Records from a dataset
+---+
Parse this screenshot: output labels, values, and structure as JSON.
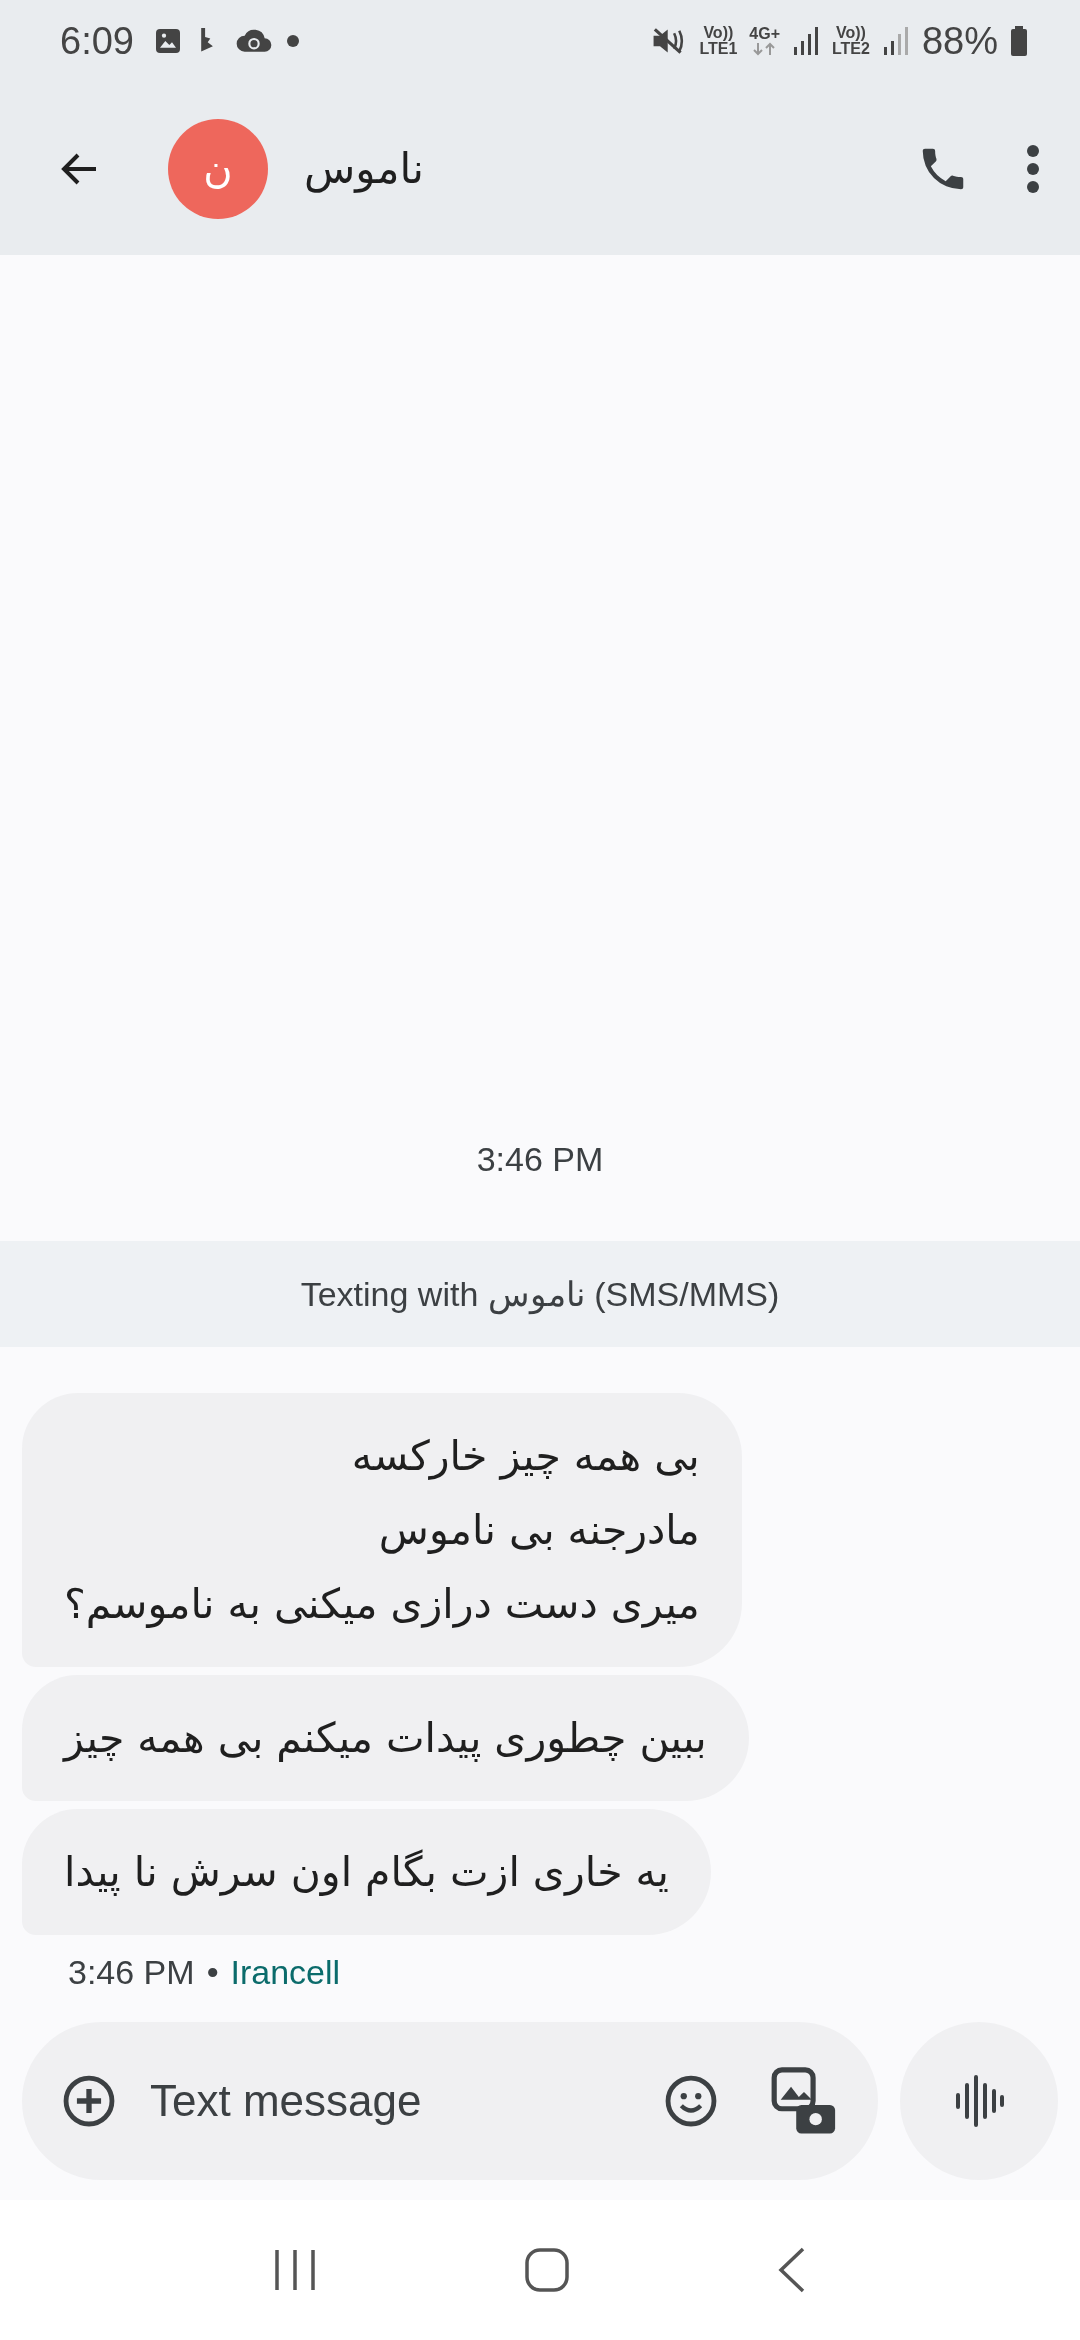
{
  "status_bar": {
    "time": "6:09",
    "sim1": {
      "volte": "Vo))",
      "label": "LTE1"
    },
    "network": "4G+",
    "sim2": {
      "volte": "Vo))",
      "label": "LTE2"
    },
    "battery": "88%"
  },
  "header": {
    "avatar_letter": "ن",
    "name": "ناموس"
  },
  "conversation": {
    "timestamp": "3:46 PM",
    "banner": "Texting with ناموس (SMS/MMS)",
    "messages": [
      {
        "text": "بی همه چیز خارکسه\nمادرجنه بی ناموس\nمیری دست درازی میکنی به ناموسم؟"
      },
      {
        "text": "ببین چطوری پیدات میکنم بی همه چیز"
      },
      {
        "text": "یه خاری ازت بگام اون سرش نا پیدا"
      }
    ],
    "meta": {
      "time": "3:46 PM",
      "separator": "•",
      "carrier": "Irancell"
    }
  },
  "composer": {
    "placeholder": "Text message"
  }
}
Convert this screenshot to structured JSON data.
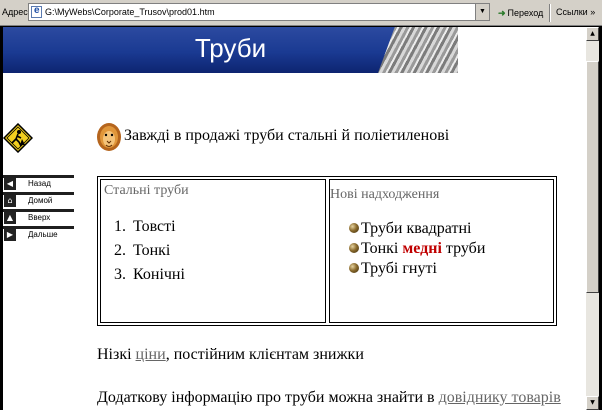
{
  "address_bar": {
    "label": "Адрес",
    "url": "G:\\MyWebs\\Corporate_Trusov\\prod01.htm",
    "go_label": "Переход",
    "links_label": "Ссылки",
    "dropdown_glyph": "▼",
    "links_glyph": "»"
  },
  "scrollbar": {
    "up_glyph": "▲",
    "down_glyph": "▼"
  },
  "banner": {
    "title": "Труби"
  },
  "nav": {
    "back": "Назад",
    "home": "Домой",
    "up": "Вверх",
    "next": "Дальше"
  },
  "headline": "Завжді в продажі труби стальні й поліетиленові",
  "table": {
    "left_head": "Стальні труби",
    "steel_items": [
      {
        "num": "1.",
        "text": "Товсті"
      },
      {
        "num": "2.",
        "text": "Тонкі"
      },
      {
        "num": "3.",
        "text": "Конічні"
      }
    ],
    "right_head": "Нові надходження",
    "new_items": [
      "Труби квадратні",
      {
        "before": "Тонкі ",
        "highlight": "медні",
        "after": " труби"
      },
      "Трубі гнуті"
    ]
  },
  "para1": {
    "before": "Нізкі ",
    "link": "ціни",
    "after": ", постійним клієнтам знижки"
  },
  "para2": {
    "before": "Додаткову інформацію про труби можна знайти в ",
    "link": "довіднику  товарів"
  },
  "colors": {
    "banner_blue": "#1a3a92",
    "highlight_red": "#c00000",
    "link_gray": "#666666"
  }
}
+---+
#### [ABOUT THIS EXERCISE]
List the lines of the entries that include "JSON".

#### [OUTPUT OF THE EXERCISE]
Parse this screenshot: output labels, values, and structure as JSON.
Convert this screenshot to structured JSON data.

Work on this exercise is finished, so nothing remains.